He told of a woman speaking after the Charleston, South Carolina church shooting last year where nine people were killed. She said that although her grandfather and the other victims "died at the hand of hate, everyone's plea for your soul is proof they lived in love and their legacies will live in love. So hate won't win."
In many cities, blacks and whites gathered to pray for the families of the Charleston tragedy.
"Such responses as these show the way to reconciliation," Dunaway said.
"Dr. King, were he alive today, would certainly applaud these nonviolent responses to violence," he said. "He, too, repeatedly showed the light of forgiveness on tragic events."
Dunaway said that during his childhood, "the grip of Jim Crow injustices was firmly entrenched. So what kind of man did God raise up to lead the movement to address these injustices? It could have so easily been a hate monger. ... We Americans are so blessed that it was a man steeped in the principles of the gospel. A man who had the courage to accept redemptive suffering with grace."
Among King's words of inspiration that exemplified "godly inspiration," Dunaway said was: "Nonviolence is a powerful and just weapon.
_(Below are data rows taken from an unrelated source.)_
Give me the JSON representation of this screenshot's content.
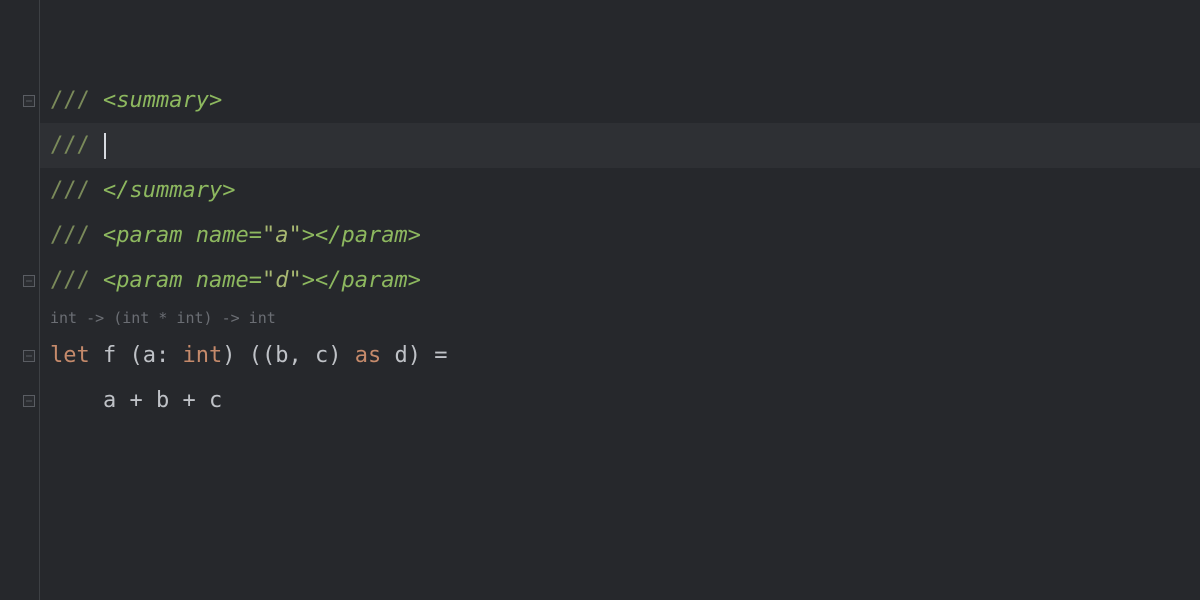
{
  "doc": {
    "slashes": "///",
    "summary_open": "<summary>",
    "summary_close": "</summary>",
    "param_open": "<param",
    "param_name_attr": "name",
    "param_a_val": "\"a\"",
    "param_d_val": "\"d\"",
    "param_close_tag": "></param>"
  },
  "hint": {
    "type_sig": "int -> (int * int) -> int"
  },
  "code": {
    "let_kw": "let",
    "fn_name": "f",
    "lparen": "(",
    "rparen": ")",
    "a_ident": "a",
    "colon": ":",
    "int_type": "int",
    "b_ident": "b",
    "c_ident": "c",
    "comma": ",",
    "as_kw": "as",
    "d_ident": "d",
    "eq": "=",
    "plus": "+",
    "body_indent": "    "
  }
}
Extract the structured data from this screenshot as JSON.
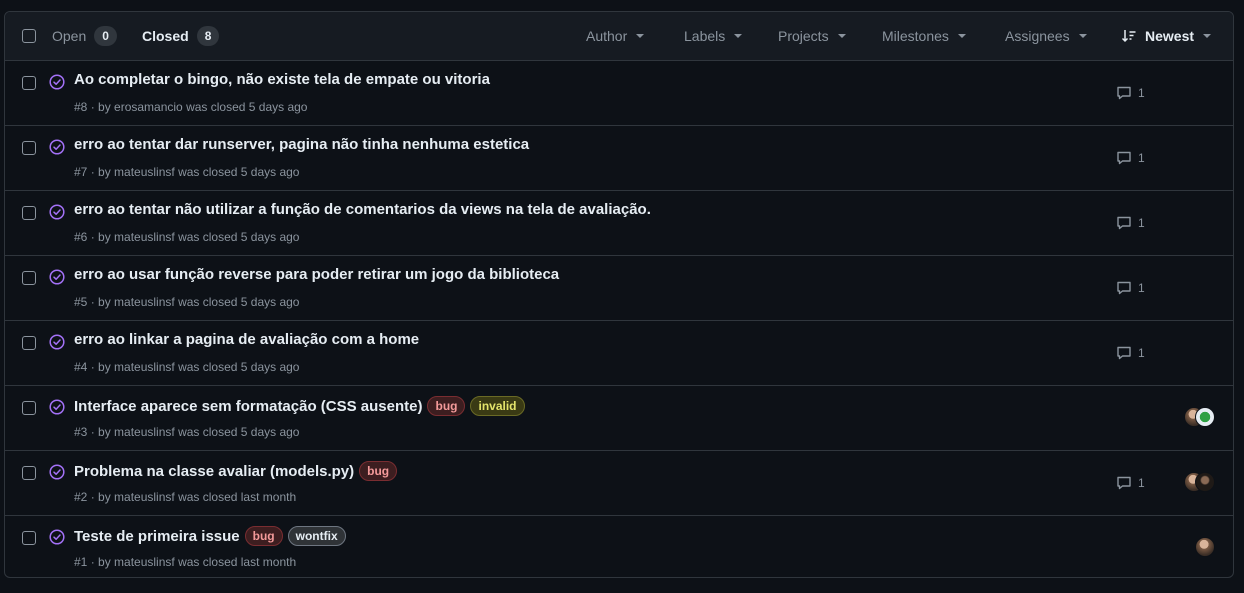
{
  "header": {
    "open_label": "Open",
    "open_count": "0",
    "closed_label": "Closed",
    "closed_count": "8",
    "filters": [
      "Author",
      "Labels",
      "Projects",
      "Milestones",
      "Assignees"
    ],
    "sort_label": "Newest"
  },
  "colors": {
    "closed_icon": "#a371f7",
    "bug": "#f49a9a",
    "invalid": "#e4e46b",
    "wontfix": "#e6edf3"
  },
  "issues": [
    {
      "title": "Ao completar o bingo, não existe tela de empate ou vitoria",
      "number": "#8",
      "by": " · by ",
      "author": "erosamancio",
      "closed_text": " was closed 5 days ago",
      "comments": "1",
      "labels": [],
      "avatars": []
    },
    {
      "title": "erro ao tentar dar runserver, pagina não tinha nenhuma estetica",
      "number": "#7",
      "by": " · by ",
      "author": "mateuslinsf",
      "closed_text": " was closed 5 days ago",
      "comments": "1",
      "labels": [],
      "avatars": []
    },
    {
      "title": "erro ao tentar não utilizar a função de comentarios da views na tela de avaliação.",
      "number": "#6",
      "by": " · by ",
      "author": "mateuslinsf",
      "closed_text": " was closed 5 days ago",
      "comments": "1",
      "labels": [],
      "avatars": []
    },
    {
      "title": "erro ao usar função reverse para poder retirar um jogo da biblioteca",
      "number": "#5",
      "by": " · by ",
      "author": "mateuslinsf",
      "closed_text": " was closed 5 days ago",
      "comments": "1",
      "labels": [],
      "avatars": []
    },
    {
      "title": "erro ao linkar a pagina de avaliação com a home",
      "number": "#4",
      "by": " · by ",
      "author": "mateuslinsf",
      "closed_text": " was closed 5 days ago",
      "comments": "1",
      "labels": [],
      "avatars": []
    },
    {
      "title": "Interface aparece sem formatação (CSS ausente)",
      "number": "#3",
      "by": " · by ",
      "author": "mateuslinsf",
      "closed_text": " was closed 5 days ago",
      "comments": "",
      "labels": [
        "bug",
        "invalid"
      ],
      "avatars": [
        "avatar-photo",
        "avatar-green-logo"
      ]
    },
    {
      "title": "Problema na classe avaliar (models.py)",
      "number": "#2",
      "by": " · by ",
      "author": "mateuslinsf",
      "closed_text": " was closed last month",
      "comments": "1",
      "labels": [
        "bug"
      ],
      "avatars": [
        "avatar-photo",
        "avatar-photo-dark"
      ]
    },
    {
      "title": "Teste de primeira issue",
      "number": "#1",
      "by": " · by ",
      "author": "mateuslinsf",
      "closed_text": " was closed last month",
      "comments": "",
      "labels": [
        "bug",
        "wontfix"
      ],
      "avatars": [
        "avatar-photo"
      ]
    }
  ]
}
It is a weapon unique in history, which cuts without wounding and ennobles the man who wields it. It is a sword that heals."
Dunaway asked attendees as they "go out in a violent world of conflict today ... and keep shining the light of forgiveness on that world."
The breakfast was also a time to recognize the accomplishments of some youth in the community. The agencies who made presentations and the young people honored were:
Boys & Girls Clubs of Central Georgia, Torey Flowers and Khazayvia Hill.
Mentor's Project, Donnie Howard and Tracie Frye.
Motivating Youth Foundation, De'Airran Wooten and Z'Niya White.
MLK Jr. Commission oratorical competition; first place, Janel Moore and second place, Marquez Pitts.
The Rev. Joseph Rodgers encouraged those present to seek out someone in their family or community "to give a word of encouragement or a word of kindness," he said.
"Kindness goes a long way," he said.
MARCHERS MERGE AT GOVERNMENT CENTER
Later in the day, marchers in the MLK Jr. Memorial March, started from four different areas of the city merging at the Macon-Bibb County Government Center.
A short program was sponsored by the Evangelical Ministers Alliance.
Macon-Bibb County Mayor Robert Reichert told the gathering "it is right and it is good that you are all here because to petition the government is one of the rights we all hold dear."
He thanked everyone for what they were doing "to keep the dream alive, to keep the spirit alive."
As the Rev. Edward Dawson, pastor of Unity Missionary Baptist Church, looked out over the large, peaceful crowd, he said, "This is a beautiful sight. This is the way this city should be every day."
To contact writer Linda S. Morris, call 744-4223 or follow her on Twitter@MidGaBiz.